## EXERCISE INPUT:
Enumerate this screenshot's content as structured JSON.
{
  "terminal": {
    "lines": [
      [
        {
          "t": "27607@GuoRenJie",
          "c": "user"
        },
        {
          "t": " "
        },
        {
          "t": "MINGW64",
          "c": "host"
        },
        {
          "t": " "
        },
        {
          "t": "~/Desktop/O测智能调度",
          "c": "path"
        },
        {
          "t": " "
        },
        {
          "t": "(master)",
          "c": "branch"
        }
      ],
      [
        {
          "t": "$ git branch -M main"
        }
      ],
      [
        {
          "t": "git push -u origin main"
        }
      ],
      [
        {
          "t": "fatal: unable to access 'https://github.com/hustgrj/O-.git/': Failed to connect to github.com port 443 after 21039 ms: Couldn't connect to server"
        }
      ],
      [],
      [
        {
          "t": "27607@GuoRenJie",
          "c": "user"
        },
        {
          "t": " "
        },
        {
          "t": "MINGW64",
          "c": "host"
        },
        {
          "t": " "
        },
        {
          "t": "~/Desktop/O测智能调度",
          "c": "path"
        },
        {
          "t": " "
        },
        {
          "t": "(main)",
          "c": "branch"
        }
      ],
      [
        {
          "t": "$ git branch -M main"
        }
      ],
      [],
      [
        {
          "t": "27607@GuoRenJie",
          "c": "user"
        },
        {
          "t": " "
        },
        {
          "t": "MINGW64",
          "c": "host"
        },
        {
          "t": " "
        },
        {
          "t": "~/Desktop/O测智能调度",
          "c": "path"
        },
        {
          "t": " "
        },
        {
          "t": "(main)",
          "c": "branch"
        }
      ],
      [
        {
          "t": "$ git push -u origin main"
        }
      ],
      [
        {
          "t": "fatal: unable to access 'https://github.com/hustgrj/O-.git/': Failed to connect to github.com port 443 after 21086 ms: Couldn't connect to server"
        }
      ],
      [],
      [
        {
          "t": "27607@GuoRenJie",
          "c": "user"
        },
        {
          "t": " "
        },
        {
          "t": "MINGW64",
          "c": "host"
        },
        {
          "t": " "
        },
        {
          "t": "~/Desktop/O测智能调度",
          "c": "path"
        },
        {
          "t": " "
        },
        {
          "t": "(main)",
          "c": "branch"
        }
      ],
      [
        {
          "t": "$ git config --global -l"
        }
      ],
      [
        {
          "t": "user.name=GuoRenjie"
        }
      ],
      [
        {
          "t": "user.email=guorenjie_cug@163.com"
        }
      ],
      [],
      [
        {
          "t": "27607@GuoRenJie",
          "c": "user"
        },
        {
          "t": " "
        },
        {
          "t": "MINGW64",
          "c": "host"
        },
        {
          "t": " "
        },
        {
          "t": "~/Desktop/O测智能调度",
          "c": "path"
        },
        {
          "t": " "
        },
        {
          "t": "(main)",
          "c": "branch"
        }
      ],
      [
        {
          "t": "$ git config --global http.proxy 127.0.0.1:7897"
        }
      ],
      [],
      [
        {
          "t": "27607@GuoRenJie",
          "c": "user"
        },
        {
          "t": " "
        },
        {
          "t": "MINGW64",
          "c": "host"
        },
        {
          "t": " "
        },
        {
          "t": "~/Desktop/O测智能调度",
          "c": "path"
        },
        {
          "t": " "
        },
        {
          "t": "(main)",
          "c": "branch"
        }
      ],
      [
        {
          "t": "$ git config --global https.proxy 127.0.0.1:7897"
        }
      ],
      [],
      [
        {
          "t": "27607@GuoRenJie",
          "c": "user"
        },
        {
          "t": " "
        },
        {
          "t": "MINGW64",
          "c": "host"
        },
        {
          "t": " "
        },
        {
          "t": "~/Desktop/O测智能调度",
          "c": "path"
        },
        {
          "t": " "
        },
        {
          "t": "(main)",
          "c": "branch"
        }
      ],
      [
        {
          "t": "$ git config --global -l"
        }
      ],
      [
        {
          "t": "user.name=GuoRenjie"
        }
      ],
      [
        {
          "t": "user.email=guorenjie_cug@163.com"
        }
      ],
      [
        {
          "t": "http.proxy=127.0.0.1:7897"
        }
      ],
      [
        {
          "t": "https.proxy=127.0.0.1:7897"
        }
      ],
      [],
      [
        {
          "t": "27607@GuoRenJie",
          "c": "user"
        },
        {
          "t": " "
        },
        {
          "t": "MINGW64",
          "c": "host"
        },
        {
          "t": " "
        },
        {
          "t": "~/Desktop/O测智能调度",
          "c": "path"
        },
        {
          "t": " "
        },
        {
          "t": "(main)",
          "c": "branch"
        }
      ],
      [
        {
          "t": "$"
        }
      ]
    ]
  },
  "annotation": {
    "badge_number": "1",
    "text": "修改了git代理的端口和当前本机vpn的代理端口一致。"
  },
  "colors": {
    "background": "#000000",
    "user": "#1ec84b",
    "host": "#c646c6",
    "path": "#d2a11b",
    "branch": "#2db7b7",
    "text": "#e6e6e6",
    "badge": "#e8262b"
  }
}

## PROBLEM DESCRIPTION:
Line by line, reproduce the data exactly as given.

## FINAL ANSWER:
Enumerate this screenshot's content as structured JSON.
{
  "terminal": {
    "lines": [
      [
        {
          "t": "27607@GuoRenJie",
          "c": "user"
        },
        {
          "t": " "
        },
        {
          "t": "MINGW64",
          "c": "host"
        },
        {
          "t": " "
        },
        {
          "t": "~/Desktop/O测智能调度",
          "c": "path"
        },
        {
          "t": " "
        },
        {
          "t": "(master)",
          "c": "branch"
        }
      ],
      [
        {
          "t": "$ git branch -M main"
        }
      ],
      [
        {
          "t": "git push -u origin main"
        }
      ],
      [
        {
          "t": "fatal: unable to access 'https://github.com/hustgrj/O-.git/': Failed to connect to github.com port 443 after 21039 ms: Couldn't connect to server"
        }
      ],
      [],
      [
        {
          "t": "27607@GuoRenJie",
          "c": "user"
        },
        {
          "t": " "
        },
        {
          "t": "MINGW64",
          "c": "host"
        },
        {
          "t": " "
        },
        {
          "t": "~/Desktop/O测智能调度",
          "c": "path"
        },
        {
          "t": " "
        },
        {
          "t": "(main)",
          "c": "branch"
        }
      ],
      [
        {
          "t": "$ git branch -M main"
        }
      ],
      [],
      [
        {
          "t": "27607@GuoRenJie",
          "c": "user"
        },
        {
          "t": " "
        },
        {
          "t": "MINGW64",
          "c": "host"
        },
        {
          "t": " "
        },
        {
          "t": "~/Desktop/O测智能调度",
          "c": "path"
        },
        {
          "t": " "
        },
        {
          "t": "(main)",
          "c": "branch"
        }
      ],
      [
        {
          "t": "$ git push -u origin main"
        }
      ],
      [
        {
          "t": "fatal: unable to access 'https://github.com/hustgrj/O-.git/': Failed to connect to github.com port 443 after 21086 ms: Couldn't connect to server"
        }
      ],
      [],
      [
        {
          "t": "27607@GuoRenJie",
          "c": "user"
        },
        {
          "t": " "
        },
        {
          "t": "MINGW64",
          "c": "host"
        },
        {
          "t": " "
        },
        {
          "t": "~/Desktop/O测智能调度",
          "c": "path"
        },
        {
          "t": " "
        },
        {
          "t": "(main)",
          "c": "branch"
        }
      ],
      [
        {
          "t": "$ git config --global -l"
        }
      ],
      [
        {
          "t": "user.name=GuoRenjie"
        }
      ],
      [
        {
          "t": "user.email=guorenjie_cug@163.com"
        }
      ],
      [],
      [
        {
          "t": "27607@GuoRenJie",
          "c": "user"
        },
        {
          "t": " "
        },
        {
          "t": "MINGW64",
          "c": "host"
        },
        {
          "t": " "
        },
        {
          "t": "~/Desktop/O测智能调度",
          "c": "path"
        },
        {
          "t": " "
        },
        {
          "t": "(main)",
          "c": "branch"
        }
      ],
      [
        {
          "t": "$ git config --global http.proxy 127.0.0.1:7897"
        }
      ],
      [],
      [
        {
          "t": "27607@GuoRenJie",
          "c": "user"
        },
        {
          "t": " "
        },
        {
          "t": "MINGW64",
          "c": "host"
        },
        {
          "t": " "
        },
        {
          "t": "~/Desktop/O测智能调度",
          "c": "path"
        },
        {
          "t": " "
        },
        {
          "t": "(main)",
          "c": "branch"
        }
      ],
      [
        {
          "t": "$ git config --global https.proxy 127.0.0.1:7897"
        }
      ],
      [],
      [
        {
          "t": "27607@GuoRenJie",
          "c": "user"
        },
        {
          "t": " "
        },
        {
          "t": "MINGW64",
          "c": "host"
        },
        {
          "t": " "
        },
        {
          "t": "~/Desktop/O测智能调度",
          "c": "path"
        },
        {
          "t": " "
        },
        {
          "t": "(main)",
          "c": "branch"
        }
      ],
      [
        {
          "t": "$ git config --global -l"
        }
      ],
      [
        {
          "t": "user.name=GuoRenjie"
        }
      ],
      [
        {
          "t": "user.email=guorenjie_cug@163.com"
        }
      ],
      [
        {
          "t": "http.proxy=127.0.0.1:7897"
        }
      ],
      [
        {
          "t": "https.proxy=127.0.0.1:7897"
        }
      ],
      [],
      [
        {
          "t": "27607@GuoRenJie",
          "c": "user"
        },
        {
          "t": " "
        },
        {
          "t": "MINGW64",
          "c": "host"
        },
        {
          "t": " "
        },
        {
          "t": "~/Desktop/O测智能调度",
          "c": "path"
        },
        {
          "t": " "
        },
        {
          "t": "(main)",
          "c": "branch"
        }
      ],
      [
        {
          "t": "$"
        }
      ]
    ]
  },
  "annotation": {
    "badge_number": "1",
    "text": "修改了git代理的端口和当前本机vpn的代理端口一致。"
  },
  "colors": {
    "background": "#000000",
    "user": "#1ec84b",
    "host": "#c646c6",
    "path": "#d2a11b",
    "branch": "#2db7b7",
    "text": "#e6e6e6",
    "badge": "#e8262b"
  }
}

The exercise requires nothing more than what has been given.